[INPUT RECORDS — start]

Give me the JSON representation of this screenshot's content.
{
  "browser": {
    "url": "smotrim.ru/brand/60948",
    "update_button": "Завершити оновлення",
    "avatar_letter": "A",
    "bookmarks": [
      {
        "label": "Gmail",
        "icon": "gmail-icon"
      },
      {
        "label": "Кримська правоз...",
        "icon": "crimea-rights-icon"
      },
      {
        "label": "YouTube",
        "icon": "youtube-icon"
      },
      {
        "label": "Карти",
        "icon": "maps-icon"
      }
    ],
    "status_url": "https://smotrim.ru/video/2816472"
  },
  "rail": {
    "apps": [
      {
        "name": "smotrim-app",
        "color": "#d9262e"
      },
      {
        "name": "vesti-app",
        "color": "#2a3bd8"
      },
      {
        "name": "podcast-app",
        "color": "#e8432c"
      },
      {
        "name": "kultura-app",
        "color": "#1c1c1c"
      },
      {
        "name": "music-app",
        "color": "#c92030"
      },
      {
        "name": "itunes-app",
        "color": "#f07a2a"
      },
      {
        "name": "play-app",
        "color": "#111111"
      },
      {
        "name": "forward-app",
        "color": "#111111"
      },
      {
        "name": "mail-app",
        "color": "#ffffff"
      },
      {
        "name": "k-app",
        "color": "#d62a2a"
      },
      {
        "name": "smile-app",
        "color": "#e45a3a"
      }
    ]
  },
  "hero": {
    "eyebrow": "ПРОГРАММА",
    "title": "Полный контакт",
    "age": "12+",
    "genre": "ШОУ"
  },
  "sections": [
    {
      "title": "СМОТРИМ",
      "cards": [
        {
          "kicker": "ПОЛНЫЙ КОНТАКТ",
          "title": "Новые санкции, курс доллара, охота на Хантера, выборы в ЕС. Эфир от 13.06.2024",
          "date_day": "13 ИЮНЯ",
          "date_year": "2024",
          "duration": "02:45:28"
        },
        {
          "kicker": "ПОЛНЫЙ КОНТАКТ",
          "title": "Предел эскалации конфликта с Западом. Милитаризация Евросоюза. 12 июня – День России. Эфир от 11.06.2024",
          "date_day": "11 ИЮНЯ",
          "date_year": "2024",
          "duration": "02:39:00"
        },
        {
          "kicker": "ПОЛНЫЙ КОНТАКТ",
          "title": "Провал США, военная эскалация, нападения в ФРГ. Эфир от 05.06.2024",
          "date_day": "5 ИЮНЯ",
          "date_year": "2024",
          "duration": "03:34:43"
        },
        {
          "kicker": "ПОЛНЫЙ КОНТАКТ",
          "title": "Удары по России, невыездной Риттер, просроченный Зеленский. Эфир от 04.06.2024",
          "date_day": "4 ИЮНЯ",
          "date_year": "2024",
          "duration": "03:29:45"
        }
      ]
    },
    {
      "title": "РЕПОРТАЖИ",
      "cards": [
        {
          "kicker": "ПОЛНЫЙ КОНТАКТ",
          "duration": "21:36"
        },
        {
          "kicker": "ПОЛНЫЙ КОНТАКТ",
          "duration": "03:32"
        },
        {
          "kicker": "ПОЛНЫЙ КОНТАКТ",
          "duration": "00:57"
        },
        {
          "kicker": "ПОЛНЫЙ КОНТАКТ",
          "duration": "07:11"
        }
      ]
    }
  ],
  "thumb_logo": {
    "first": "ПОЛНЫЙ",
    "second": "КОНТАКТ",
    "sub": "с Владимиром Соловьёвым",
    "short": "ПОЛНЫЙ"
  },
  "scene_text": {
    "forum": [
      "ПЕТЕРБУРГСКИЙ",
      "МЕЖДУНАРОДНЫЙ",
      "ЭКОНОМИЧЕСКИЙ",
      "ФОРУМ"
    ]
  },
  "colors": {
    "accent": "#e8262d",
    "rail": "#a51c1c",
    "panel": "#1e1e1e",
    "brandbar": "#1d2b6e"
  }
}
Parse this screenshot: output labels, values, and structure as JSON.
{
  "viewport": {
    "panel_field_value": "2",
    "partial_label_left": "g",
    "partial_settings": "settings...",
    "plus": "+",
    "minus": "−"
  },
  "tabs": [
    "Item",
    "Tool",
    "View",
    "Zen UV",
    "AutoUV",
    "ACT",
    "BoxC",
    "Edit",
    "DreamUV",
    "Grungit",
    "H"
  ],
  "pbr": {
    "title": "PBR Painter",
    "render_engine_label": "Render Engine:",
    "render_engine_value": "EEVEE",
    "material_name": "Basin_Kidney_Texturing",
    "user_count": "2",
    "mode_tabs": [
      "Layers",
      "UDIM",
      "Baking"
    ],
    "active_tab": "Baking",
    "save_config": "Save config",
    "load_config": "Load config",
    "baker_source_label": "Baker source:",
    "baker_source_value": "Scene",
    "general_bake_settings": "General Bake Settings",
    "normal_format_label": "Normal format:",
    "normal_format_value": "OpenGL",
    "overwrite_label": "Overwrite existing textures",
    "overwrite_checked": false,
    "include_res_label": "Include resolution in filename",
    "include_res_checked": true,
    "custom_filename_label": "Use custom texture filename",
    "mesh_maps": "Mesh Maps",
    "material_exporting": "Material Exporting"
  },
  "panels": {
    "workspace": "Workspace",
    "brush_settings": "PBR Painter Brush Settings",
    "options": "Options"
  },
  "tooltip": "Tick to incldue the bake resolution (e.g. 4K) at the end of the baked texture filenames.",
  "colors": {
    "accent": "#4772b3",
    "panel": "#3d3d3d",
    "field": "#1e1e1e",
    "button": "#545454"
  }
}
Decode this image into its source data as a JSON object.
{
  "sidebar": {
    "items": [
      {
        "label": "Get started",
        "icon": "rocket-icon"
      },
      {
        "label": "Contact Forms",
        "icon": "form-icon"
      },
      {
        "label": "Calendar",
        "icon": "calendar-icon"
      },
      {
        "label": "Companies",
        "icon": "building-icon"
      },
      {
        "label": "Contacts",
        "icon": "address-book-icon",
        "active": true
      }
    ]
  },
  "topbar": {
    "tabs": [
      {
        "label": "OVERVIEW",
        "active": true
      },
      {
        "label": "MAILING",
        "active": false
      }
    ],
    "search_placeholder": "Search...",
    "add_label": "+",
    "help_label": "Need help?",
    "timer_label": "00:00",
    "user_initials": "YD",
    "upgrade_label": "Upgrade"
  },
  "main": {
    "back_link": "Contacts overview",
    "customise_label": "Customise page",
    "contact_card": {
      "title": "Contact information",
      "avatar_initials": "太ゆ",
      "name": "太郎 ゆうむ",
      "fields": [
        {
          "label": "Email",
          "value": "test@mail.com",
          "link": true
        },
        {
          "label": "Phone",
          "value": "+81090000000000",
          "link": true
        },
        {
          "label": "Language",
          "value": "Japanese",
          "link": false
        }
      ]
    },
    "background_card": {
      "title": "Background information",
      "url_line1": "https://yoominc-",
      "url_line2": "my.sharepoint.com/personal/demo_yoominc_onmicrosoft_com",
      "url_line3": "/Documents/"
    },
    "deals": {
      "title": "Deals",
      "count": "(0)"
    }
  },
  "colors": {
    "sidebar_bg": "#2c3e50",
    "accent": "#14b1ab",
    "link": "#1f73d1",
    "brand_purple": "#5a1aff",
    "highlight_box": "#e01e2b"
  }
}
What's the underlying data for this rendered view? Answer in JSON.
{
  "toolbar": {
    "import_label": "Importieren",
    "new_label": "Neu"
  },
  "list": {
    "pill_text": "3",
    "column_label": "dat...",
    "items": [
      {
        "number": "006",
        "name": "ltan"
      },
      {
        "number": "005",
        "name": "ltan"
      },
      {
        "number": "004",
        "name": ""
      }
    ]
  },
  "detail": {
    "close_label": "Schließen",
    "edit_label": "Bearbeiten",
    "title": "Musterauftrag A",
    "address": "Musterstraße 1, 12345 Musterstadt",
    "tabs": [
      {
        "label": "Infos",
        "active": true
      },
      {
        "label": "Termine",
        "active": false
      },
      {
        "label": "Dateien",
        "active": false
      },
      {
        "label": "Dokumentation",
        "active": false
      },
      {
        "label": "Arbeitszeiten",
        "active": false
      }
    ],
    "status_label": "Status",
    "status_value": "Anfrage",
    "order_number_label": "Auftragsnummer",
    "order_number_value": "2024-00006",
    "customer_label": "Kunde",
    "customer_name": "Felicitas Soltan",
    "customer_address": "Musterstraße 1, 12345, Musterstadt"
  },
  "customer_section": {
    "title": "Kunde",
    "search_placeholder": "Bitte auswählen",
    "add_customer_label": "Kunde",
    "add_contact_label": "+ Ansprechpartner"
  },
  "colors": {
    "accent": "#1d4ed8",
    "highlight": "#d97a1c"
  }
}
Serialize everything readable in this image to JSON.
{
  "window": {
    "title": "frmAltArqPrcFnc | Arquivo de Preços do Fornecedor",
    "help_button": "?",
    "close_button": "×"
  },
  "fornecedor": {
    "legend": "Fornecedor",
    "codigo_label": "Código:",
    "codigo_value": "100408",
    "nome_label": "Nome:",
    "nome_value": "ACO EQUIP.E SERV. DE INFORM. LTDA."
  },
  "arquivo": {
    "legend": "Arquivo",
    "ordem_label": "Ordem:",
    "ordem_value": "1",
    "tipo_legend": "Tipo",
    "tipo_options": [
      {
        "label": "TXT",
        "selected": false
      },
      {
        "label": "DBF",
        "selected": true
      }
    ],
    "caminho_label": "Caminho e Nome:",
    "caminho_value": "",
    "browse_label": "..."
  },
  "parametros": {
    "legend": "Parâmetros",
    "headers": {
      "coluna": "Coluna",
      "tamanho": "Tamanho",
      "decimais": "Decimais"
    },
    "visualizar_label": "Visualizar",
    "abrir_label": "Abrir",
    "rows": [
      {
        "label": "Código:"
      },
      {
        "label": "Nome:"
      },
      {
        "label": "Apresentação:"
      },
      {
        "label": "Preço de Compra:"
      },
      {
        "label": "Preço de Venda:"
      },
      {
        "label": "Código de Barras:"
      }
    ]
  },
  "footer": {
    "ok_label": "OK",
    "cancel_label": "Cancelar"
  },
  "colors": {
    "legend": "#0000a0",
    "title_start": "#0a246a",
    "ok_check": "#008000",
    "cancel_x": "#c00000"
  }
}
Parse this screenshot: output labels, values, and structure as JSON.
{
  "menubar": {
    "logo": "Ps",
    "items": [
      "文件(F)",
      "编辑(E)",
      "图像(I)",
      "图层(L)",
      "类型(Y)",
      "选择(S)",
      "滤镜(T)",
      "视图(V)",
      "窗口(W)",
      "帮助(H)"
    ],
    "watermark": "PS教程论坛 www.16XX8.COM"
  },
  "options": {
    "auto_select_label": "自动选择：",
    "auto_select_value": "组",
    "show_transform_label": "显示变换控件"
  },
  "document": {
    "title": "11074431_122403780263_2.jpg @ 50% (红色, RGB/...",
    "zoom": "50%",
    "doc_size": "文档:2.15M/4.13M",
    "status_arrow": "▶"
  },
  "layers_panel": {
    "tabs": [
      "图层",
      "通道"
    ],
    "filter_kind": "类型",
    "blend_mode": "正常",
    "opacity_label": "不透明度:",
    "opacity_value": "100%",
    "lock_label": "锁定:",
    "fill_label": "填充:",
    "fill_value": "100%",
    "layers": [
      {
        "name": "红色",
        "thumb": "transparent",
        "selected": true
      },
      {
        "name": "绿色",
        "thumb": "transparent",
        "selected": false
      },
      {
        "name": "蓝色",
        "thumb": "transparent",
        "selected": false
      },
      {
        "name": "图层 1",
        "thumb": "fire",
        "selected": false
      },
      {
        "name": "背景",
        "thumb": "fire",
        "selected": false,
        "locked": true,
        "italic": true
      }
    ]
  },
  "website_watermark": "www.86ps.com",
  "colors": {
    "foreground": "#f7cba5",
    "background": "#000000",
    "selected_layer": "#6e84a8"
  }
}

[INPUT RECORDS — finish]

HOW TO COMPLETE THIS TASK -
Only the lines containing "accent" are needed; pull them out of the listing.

ANSWER TO THIS EXERCISE -
    "accent": "#e8262d",
    "accent": "#4772b3",
    "accent": "#14b1ab",
    "accent": "#1d4ed8",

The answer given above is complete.